> Problem description:
Whenever a line in the data below includes the string "this", copy it out.

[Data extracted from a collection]
================

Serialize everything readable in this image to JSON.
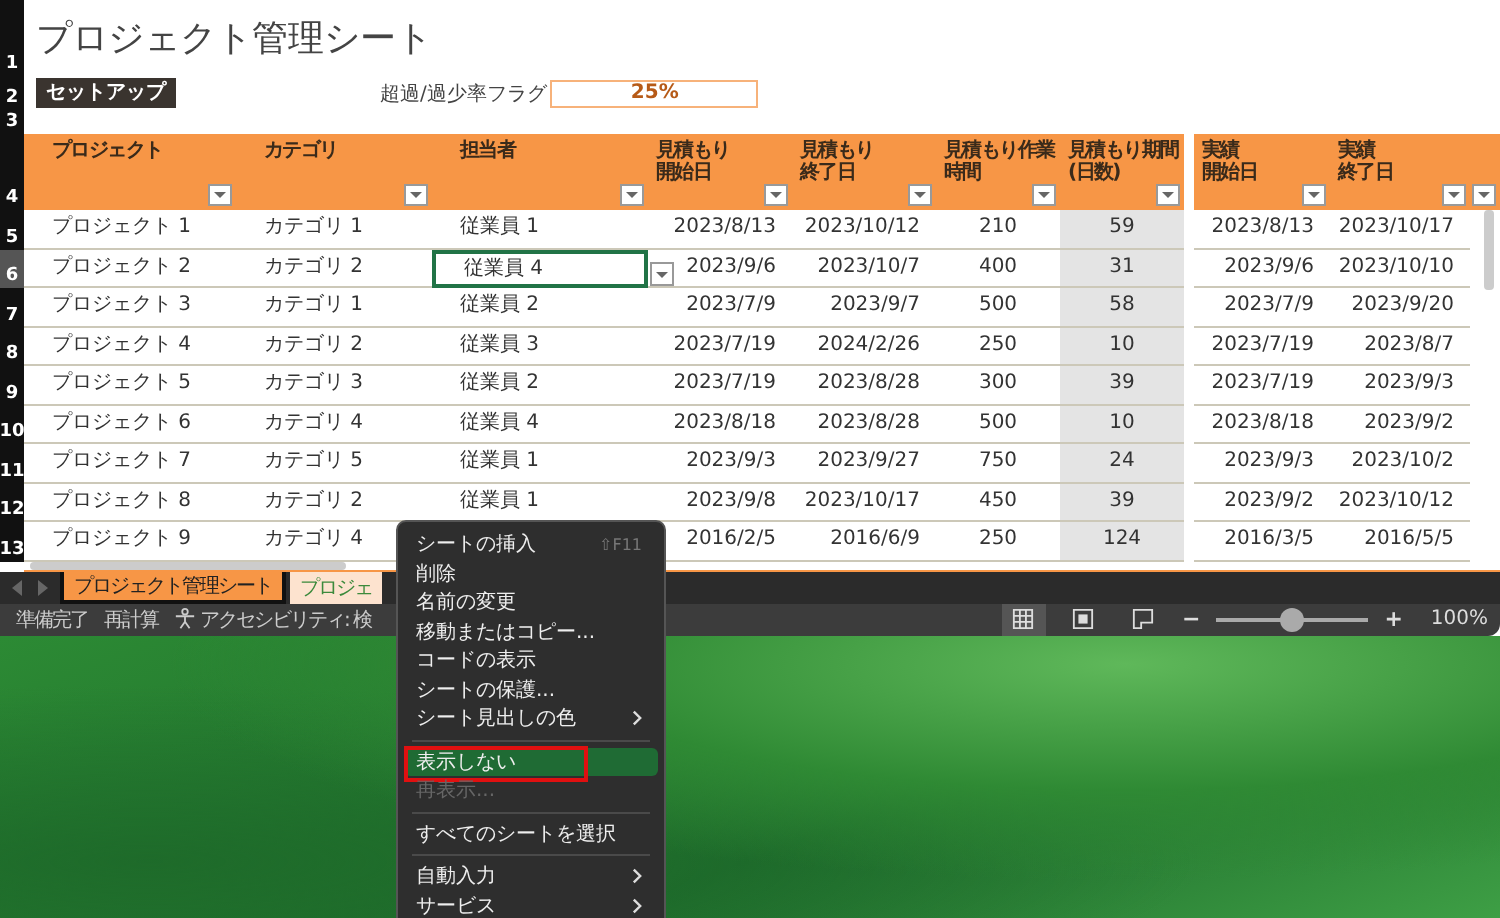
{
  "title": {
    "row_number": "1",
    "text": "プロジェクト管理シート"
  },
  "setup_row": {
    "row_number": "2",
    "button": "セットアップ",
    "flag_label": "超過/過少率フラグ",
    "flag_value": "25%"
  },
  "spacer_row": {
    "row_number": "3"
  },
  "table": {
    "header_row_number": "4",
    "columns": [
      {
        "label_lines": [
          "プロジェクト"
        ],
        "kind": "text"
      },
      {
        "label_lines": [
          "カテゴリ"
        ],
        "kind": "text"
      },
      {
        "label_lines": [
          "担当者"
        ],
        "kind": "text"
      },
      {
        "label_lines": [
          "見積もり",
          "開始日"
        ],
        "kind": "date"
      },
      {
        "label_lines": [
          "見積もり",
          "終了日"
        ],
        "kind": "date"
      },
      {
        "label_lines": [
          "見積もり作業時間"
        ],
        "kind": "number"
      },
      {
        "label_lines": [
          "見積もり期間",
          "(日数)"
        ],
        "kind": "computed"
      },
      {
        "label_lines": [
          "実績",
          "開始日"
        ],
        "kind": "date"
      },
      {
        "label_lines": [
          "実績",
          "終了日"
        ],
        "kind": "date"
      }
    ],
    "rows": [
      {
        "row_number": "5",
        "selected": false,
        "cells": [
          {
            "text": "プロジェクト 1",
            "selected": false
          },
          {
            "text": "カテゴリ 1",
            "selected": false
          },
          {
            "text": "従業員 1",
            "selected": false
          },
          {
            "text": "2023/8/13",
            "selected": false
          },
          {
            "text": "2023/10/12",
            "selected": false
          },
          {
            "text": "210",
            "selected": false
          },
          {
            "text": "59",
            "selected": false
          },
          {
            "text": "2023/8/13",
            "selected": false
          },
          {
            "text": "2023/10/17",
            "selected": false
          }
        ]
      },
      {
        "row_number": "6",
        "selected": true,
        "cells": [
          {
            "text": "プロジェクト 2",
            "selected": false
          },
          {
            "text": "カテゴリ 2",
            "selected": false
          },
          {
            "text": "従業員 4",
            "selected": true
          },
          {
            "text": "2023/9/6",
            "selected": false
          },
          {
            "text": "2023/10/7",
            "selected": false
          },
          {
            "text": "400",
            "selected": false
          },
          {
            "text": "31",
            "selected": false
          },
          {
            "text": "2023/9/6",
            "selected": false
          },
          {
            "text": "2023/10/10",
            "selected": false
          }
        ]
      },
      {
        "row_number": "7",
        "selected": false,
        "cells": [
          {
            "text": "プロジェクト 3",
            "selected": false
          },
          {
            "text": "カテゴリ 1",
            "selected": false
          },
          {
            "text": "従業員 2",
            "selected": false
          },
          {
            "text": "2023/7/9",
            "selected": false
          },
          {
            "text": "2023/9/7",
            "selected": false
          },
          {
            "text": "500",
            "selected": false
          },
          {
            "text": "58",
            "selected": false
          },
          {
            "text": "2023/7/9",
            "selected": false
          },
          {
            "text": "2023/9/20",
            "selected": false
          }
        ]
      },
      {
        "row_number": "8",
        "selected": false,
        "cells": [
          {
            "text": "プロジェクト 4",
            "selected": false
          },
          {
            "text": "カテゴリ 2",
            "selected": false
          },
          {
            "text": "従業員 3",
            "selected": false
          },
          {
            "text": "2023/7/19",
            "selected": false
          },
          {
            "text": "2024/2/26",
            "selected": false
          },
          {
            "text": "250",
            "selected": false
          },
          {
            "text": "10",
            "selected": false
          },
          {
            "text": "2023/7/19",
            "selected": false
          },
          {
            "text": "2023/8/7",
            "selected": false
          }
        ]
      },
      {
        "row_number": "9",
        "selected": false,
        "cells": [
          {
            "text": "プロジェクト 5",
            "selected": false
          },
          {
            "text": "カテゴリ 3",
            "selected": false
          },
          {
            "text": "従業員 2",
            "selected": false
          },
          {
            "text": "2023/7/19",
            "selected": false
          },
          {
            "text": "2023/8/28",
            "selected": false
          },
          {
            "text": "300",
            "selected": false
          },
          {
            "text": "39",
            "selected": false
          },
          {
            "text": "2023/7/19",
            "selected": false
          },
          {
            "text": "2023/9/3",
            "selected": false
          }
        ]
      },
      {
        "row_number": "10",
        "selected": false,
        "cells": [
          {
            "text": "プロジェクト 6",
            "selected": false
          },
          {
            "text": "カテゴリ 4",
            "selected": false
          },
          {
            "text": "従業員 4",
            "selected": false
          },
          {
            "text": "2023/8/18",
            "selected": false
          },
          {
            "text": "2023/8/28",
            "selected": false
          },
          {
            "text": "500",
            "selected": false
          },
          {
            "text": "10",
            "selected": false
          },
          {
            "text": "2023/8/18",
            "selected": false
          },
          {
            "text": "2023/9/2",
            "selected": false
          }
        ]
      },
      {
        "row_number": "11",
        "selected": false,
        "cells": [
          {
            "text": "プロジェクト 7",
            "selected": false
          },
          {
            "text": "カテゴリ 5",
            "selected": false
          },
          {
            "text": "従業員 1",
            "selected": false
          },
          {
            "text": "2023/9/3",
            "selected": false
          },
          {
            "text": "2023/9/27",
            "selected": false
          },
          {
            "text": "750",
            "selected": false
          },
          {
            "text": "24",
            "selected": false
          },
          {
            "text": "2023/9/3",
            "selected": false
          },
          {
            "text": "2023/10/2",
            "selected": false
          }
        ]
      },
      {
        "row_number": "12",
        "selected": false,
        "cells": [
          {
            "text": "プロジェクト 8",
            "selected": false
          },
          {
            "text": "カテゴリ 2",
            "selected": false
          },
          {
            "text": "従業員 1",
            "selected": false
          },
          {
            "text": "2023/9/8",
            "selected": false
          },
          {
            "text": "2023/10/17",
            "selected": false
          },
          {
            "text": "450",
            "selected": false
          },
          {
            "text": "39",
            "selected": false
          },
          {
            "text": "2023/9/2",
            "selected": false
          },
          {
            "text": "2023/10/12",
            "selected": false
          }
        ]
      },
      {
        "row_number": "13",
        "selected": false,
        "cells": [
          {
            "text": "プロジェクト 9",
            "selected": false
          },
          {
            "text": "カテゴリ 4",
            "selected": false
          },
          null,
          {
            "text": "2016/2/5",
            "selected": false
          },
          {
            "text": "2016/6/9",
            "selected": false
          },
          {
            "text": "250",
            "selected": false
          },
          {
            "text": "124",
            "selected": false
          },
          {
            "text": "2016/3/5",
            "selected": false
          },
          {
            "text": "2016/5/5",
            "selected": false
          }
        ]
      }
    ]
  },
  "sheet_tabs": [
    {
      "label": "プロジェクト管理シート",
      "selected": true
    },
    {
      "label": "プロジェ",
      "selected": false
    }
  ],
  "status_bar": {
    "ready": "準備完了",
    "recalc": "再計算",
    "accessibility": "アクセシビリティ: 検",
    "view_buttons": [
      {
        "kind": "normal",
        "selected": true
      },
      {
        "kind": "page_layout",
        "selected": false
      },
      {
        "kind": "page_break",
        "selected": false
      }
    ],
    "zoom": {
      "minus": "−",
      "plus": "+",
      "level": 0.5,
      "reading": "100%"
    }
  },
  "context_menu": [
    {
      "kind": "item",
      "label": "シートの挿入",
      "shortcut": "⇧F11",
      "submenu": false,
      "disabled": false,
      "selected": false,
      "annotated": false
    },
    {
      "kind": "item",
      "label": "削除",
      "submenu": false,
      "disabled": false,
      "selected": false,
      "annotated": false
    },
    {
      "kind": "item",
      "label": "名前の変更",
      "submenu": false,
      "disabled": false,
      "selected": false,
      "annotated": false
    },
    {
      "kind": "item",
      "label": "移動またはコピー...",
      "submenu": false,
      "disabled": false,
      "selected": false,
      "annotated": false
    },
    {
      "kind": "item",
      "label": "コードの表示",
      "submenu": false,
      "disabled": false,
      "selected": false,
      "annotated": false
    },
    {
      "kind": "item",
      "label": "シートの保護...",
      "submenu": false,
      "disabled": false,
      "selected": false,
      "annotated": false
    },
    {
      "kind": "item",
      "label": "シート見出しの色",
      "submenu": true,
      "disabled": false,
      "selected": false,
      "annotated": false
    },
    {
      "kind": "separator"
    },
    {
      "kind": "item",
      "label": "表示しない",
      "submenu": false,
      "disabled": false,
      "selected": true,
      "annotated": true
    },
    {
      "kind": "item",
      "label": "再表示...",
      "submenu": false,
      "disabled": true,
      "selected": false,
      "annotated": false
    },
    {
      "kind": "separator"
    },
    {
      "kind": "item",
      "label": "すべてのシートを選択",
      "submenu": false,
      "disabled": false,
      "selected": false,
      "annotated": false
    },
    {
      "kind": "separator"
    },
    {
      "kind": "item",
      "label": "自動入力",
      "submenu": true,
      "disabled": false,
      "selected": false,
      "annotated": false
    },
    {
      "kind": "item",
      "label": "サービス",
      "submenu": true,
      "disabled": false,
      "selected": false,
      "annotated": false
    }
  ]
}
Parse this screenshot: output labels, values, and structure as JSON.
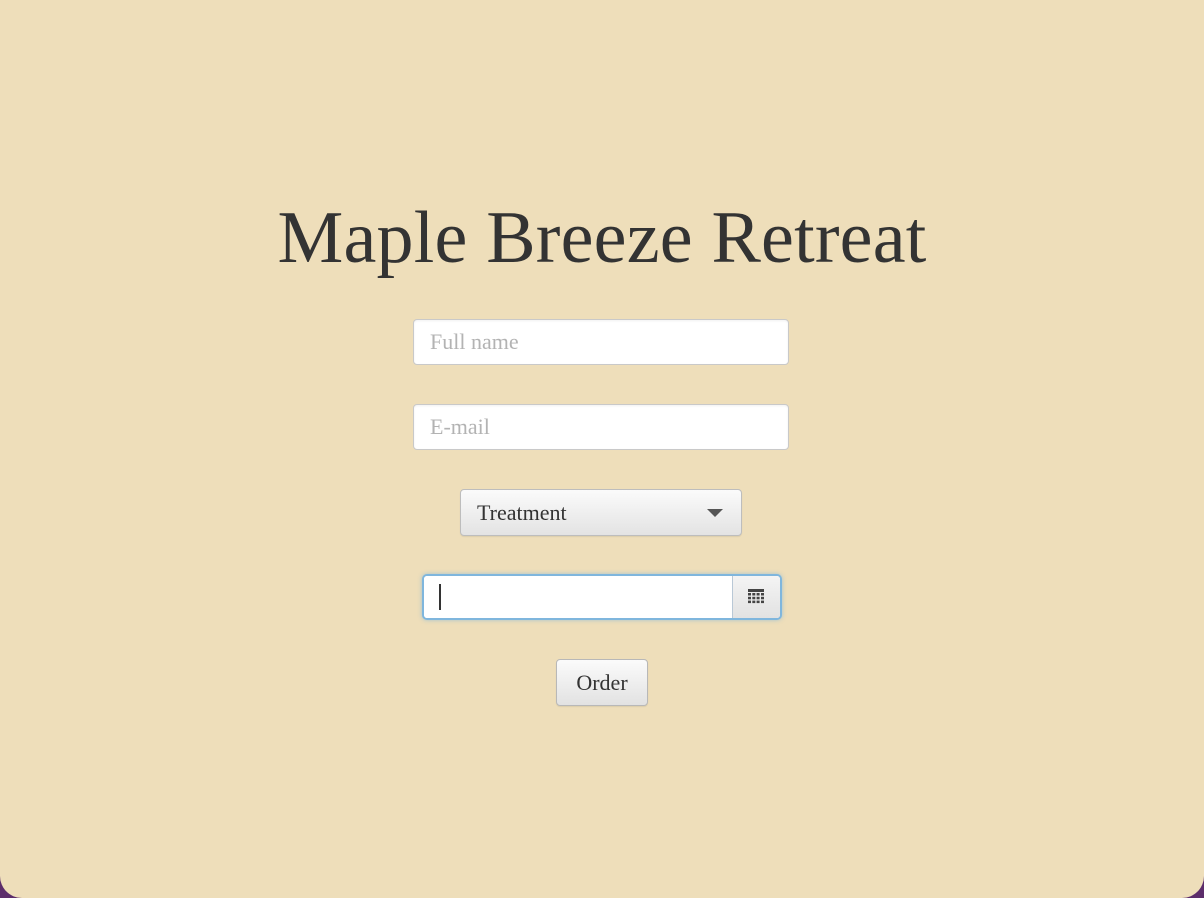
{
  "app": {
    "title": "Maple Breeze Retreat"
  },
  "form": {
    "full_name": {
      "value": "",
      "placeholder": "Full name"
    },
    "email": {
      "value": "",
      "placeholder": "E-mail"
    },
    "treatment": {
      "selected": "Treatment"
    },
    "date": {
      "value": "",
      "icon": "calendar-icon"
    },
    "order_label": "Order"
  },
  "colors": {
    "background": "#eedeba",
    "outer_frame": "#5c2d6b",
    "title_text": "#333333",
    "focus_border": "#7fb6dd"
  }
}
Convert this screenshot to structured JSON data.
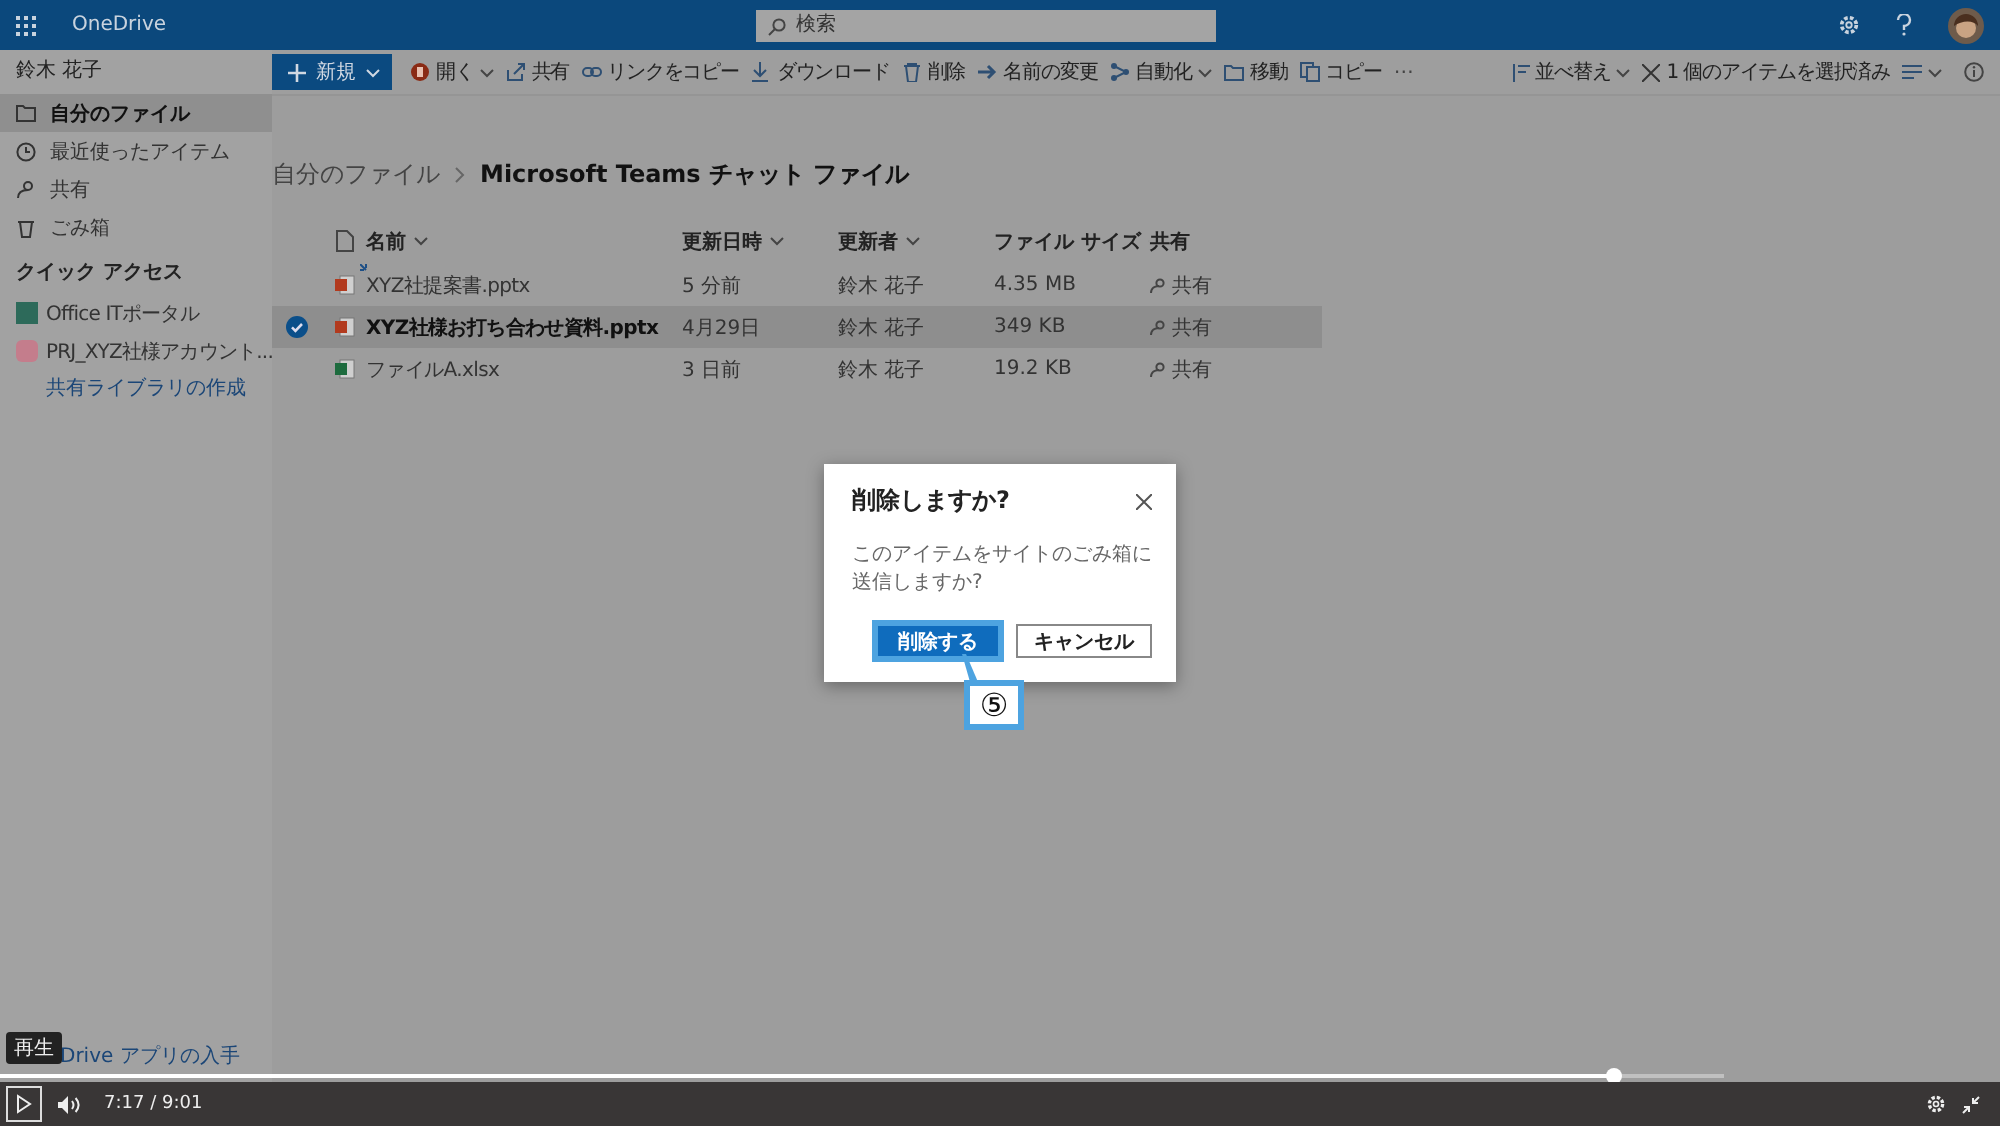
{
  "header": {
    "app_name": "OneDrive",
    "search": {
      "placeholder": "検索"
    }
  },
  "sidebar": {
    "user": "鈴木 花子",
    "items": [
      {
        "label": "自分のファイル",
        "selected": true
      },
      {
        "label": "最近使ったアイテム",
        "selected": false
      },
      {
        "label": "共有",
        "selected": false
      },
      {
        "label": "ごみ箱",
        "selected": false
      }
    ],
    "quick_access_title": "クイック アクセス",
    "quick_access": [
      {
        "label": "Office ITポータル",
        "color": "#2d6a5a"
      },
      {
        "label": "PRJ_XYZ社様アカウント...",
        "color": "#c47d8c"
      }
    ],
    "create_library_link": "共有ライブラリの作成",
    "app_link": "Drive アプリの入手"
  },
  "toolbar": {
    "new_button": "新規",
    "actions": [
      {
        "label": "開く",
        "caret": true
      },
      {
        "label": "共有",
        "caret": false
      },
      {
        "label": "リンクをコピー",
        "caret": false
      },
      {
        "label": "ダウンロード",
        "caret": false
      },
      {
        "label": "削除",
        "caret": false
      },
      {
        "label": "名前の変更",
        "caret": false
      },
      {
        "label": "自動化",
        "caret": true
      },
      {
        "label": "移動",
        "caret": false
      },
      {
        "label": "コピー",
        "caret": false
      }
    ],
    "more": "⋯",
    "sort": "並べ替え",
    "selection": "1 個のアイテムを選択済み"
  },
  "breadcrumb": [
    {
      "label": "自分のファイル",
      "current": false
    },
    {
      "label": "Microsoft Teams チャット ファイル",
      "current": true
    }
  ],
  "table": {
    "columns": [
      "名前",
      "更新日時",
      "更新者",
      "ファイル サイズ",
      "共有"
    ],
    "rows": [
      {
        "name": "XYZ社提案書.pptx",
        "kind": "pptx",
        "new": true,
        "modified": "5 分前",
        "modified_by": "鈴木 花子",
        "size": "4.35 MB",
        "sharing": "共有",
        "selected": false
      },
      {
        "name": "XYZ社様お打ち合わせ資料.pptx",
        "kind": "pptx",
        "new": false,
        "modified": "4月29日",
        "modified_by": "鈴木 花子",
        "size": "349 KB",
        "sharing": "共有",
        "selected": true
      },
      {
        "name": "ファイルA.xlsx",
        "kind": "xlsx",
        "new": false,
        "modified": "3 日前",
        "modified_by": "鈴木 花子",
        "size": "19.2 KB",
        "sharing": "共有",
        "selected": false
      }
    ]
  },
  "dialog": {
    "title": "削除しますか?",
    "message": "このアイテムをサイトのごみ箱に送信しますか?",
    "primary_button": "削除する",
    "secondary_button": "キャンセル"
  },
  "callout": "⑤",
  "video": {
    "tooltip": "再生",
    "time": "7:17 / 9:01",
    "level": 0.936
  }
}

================

> Solution to the problem:
Serialize everything readable in this image to JSON.
Parse this screenshot: output labels, values, and structure as JSON.
Convert this screenshot to structured JSON data.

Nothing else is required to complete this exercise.